The report, which covers horticulture, field crops, pasture, vegetable production and forestry, shows that the economy would stand to lose commercial crops valued at between $7.5billion and $11.4billion, representing almost a third of their overall value across the board, in the event that crop protection products were removed entirely.
The NZ Association for Animal Health and Crop Protection (Agcarm), which represents a number of agrichemical brands, commissioned the report in late 2018 to illustrate the real economic impact through the value chain of what has become a $350million industry.
''The total economic value was actually quite surprising,'' Agcarm chief executive Mark Ross said.
''But it does show the importance of crop protection not just in producing safe food and protecting crops, but also in managing biosecurity incursions which damage our native species and crops.''

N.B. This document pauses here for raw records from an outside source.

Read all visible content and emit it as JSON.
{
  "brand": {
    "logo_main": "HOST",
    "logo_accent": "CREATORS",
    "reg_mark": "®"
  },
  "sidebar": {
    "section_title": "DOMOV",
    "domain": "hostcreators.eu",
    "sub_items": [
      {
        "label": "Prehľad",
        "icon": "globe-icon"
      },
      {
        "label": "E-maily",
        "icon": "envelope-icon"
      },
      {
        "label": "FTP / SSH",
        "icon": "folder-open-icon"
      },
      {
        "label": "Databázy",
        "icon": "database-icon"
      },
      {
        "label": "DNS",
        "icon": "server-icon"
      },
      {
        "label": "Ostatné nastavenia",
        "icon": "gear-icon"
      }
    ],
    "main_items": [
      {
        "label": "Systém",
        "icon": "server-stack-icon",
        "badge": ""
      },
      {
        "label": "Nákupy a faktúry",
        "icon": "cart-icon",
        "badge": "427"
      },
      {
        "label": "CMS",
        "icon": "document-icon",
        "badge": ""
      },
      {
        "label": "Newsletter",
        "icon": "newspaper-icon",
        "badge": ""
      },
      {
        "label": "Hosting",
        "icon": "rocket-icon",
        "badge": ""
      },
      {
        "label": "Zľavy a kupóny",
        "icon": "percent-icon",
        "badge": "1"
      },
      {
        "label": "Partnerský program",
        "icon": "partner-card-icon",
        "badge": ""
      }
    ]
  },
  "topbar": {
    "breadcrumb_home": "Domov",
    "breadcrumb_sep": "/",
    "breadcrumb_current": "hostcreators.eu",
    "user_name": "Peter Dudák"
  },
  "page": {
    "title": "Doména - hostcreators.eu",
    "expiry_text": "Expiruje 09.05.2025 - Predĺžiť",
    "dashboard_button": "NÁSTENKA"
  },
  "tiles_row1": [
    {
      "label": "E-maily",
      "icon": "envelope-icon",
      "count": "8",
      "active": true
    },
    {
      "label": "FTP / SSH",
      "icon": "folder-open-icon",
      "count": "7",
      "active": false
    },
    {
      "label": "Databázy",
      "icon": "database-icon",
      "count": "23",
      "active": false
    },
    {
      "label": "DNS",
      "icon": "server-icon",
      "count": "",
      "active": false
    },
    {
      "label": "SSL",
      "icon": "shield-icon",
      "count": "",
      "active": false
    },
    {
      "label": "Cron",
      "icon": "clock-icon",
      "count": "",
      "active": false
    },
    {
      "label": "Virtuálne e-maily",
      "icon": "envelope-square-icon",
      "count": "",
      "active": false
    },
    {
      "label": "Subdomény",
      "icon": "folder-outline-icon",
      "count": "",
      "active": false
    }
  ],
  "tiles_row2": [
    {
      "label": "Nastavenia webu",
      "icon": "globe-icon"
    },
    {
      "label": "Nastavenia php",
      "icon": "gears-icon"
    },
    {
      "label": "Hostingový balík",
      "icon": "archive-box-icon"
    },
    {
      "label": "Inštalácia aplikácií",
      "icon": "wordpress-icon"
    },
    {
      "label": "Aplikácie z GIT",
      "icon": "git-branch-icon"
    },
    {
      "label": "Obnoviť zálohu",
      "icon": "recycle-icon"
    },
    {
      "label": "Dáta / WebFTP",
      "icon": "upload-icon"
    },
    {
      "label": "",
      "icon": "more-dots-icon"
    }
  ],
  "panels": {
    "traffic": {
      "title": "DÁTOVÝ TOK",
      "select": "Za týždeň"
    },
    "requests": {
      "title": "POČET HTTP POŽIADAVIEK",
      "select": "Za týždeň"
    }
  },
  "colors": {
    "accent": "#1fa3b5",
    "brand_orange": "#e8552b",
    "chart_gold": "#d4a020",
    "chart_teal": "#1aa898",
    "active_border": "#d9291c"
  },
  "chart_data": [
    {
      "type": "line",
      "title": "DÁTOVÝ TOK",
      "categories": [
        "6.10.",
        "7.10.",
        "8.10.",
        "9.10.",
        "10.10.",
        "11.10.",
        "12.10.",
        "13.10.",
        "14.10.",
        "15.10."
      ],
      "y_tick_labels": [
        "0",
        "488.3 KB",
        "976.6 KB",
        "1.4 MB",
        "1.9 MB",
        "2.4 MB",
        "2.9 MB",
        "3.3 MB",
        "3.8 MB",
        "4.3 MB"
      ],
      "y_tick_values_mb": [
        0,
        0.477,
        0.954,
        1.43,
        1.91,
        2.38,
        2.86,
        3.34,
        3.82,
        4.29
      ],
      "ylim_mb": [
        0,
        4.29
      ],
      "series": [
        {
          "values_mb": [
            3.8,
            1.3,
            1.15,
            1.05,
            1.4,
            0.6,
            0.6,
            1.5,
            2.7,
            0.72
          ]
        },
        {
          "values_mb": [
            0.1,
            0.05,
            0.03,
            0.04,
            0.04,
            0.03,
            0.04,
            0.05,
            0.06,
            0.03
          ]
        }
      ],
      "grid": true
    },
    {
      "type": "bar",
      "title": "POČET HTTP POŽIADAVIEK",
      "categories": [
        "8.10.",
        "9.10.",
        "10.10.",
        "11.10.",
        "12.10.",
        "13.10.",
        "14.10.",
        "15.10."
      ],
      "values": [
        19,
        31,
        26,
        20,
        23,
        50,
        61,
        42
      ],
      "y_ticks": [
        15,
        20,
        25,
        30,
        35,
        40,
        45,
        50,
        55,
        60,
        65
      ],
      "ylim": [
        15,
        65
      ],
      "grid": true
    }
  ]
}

Crop protection products, or CPPs, are generally classified into four areas: herbicides, used primarily to control weeds; insecticides, for the control of insects in plants and crops; fungicides, which control and prevent fungal diseases in plants; and other products, which include surfactants and other products used in pest management.
The NZIER report says the biggest hit would be for vegetable growers, who, without the benefit of fungicides, insecticides or herbicides, would see $1.2billion shaved off their returns, representing 88% of annual production of $1.4billion.
The much larger pasture industry, valued at $17billion annually, could lose $3.4billion, while horticulture could lose $3.8billion of its $5billion returns.
The forestry industry could lose as much as $1.7billion of $5.5billion in annual receipts.
Federated Farmers arable chairwoman Karen Williams said the research showed the importance of having chemistry in the toolbox.
''Agrichemicals remain as a significant cost to farmers. We are, however, moving towards 'softer' solutions and learning a great deal about other ways of growing and developing strains that were resistant to disease.''
New Zealand's agrichemical sector is dominated by offshore multinationals, including Bayer CropScience, BASF, Dow AgroSciences, DuPont and Syngenta.
According to a report by the Ministry for the Environment, Nufarm represents the only significant ''formulator'' in New Zealand, though they also import product and formulate for other brand owners.
There is also a growing generic market, offering competing products through companies such as Orion Crop Protection, Ravensdown and AGPRO.
These companies either go direct to farmers or distribute via retailers such as PGG Wrightson, Farmlands or Ruralco.
Mr Ross said the industry was committed to the responsible use of crop protection products, from researching the best ways of managing damaging pests and diseases, through to safe use and disposal. ''This includes ensuring that any waste plastic containers are recycled and repurposed through the Agrecovery programme.
''Our industry focuses on stewardship and ensuring that there continues to be a variety of new products to offer pest-control solutions for growers and farmers. Agrichemicals that are more environmentally-friendly, more effective and more targeted allow farmers to better control target pests, while protecting human health and allowing beneficial flora and fauna to prosper.''
Ms Williams said the industry and government also needed to be realistic about the use of protection products.
''Food affordibility is one issue, including the implications of a loss of yield, which has immediate implications for food prices.''